The COVID-19 pandemic has brought about social and economic disruptions of a devastating scale not seen before. Just take the shocking disruption to travel for illustration. For the month of September 2020, there were only 100,000 airplane passengers arriving at and departing from Hong Kong (including transfer), compared to 4.8 million passengers in September 2019. The statistics speak for themselves. Some describe the pandemic as a corrosion of globalisation.
In March1 and November2 2019, under the title of “Intricacies of a Borderless world”, I have shared how the world has become more interconnected as a result of globalisation, using how the wave of alternative business structures (“ABSs”) swept across the legal community around the world as an example of how it is difficult, if not impossible, to insulate the changes made in one jurisdiction from affecting others.
How globalisation will adapt to the changes post-pandemic and whether businesses will retrench within national borders is an interesting debate for another day. Putting aside whether the world will still be “borderless”, as Part III to the series of articles on ABSs, this article will report on the further development of non-lawyer management, ownership and control of legal practices.
2020 has seen significant softening of resistance put up by some hardliners against ABSs. To recap, an ABS is a type of law firm, which enables lawyers and non-lawyers to share the management and control of a business, which provides reserved legal, and other services, to the public, as well as allowing 100 percent external (that is non-lawyer) investment and ownership of law firms.
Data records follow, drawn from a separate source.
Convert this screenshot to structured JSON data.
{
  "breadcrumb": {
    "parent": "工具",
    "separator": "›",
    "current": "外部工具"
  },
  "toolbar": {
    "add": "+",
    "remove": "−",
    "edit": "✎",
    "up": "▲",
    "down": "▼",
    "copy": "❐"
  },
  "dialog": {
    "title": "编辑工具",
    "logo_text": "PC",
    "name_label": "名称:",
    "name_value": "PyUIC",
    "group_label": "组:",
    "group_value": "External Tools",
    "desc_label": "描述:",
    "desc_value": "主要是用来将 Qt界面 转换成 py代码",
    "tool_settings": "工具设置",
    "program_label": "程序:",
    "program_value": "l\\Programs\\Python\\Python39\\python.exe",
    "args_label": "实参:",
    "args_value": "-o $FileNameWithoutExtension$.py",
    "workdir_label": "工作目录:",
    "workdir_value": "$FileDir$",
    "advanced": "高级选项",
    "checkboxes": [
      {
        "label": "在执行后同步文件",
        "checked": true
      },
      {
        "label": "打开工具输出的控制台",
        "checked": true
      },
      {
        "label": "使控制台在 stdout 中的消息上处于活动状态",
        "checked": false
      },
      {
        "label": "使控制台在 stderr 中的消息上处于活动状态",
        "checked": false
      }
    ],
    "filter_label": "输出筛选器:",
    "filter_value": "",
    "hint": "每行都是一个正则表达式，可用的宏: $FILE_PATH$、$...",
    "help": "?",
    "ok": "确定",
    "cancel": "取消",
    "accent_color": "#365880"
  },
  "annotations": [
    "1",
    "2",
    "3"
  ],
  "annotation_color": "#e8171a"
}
In February 2020, the American Bar Association (“ABA”) passed a number of resolutions. Two of them attracted much attention in that they encourage U.S. jurisdictions “to consider innovative approaches to the access to justice crisis” and “to consider regulatory innovations that have the potential to improve the accessibility, affordability, and quality of civil legal services”.
Following the passing of the ABA resolutions, in August 2020, the Utah Supreme Court approved reforms that allow for non-lawyer ownership or investment in law firms and permit legal services providers to try new ways of serving clients during a two-year pilot period. Innovative approaches to serving legal consumers are permitted to be tested in a regulatory sandbox pilot programme. Those that prove to have contributed to improving the public’s access to justice will be permitted to continue practising the services after the pilot programme ends.
Following Utah, the Arizona Supreme Court announced on 27 August 2020 that it had approved some changes to the court rules regulating the practice of law. These changes went one step further than those of Utah in that the changes are permanent, not with only a 2-year life span. Among them is an important change eliminating the rule prohibiting non-lawyers from fee sharing and from having an economic interest in a law firm. The regulatory framework addressing this change introduces a licensing requirement for ABSs. These changes will take effect from 1 January 2021.
Apart from the US, the tide has also begun to turn in Canada. On 10 September 2020, the Law Society of British Columbia issued the Final Report of the Futures Task Force on “Anticipating Changes in the Delivery of Legal Services and the Legal Profession”. One of the recommendations in the Report calls for “innovation in legal service delivery through use of regulation in a manner that does not inhibit growth” which must include “regulatory sand boxes”. One of the observations in the Report is that lawyers are good at legal skills but not necessarily other complementary skills (like applying technologies to improve service delivery and business management) required for running a legal practice. “But with law firm ownership being largely limited to lawyers, those with technological - or other - expertise have few incentives to develop new delivery and business models with the law firm structure.”. It therefore recommends developing a regulatory structure that permits the creation of ABSs through which legal services are provided to meet the future needs of clients and the broader justice system.
ABSs have also gained support in Mainland China, as illustrated by liberalisation in the structure and operation of legal practices in the Hainan Special Economic Zone (“Hainan SEZ”) in the Hainan Province in October 2019 (details in Part II3 of this series of articles). It is probable that other parts of the Mainland may adopt similar ABS reforms in due course.
The legal services market is evolving rapidly. It is important that we keep abreast of the changes taking place around and keep a constant review of how best to map out our own way forward to ensure a sustainable development of the legal profession while enhancing access to justice.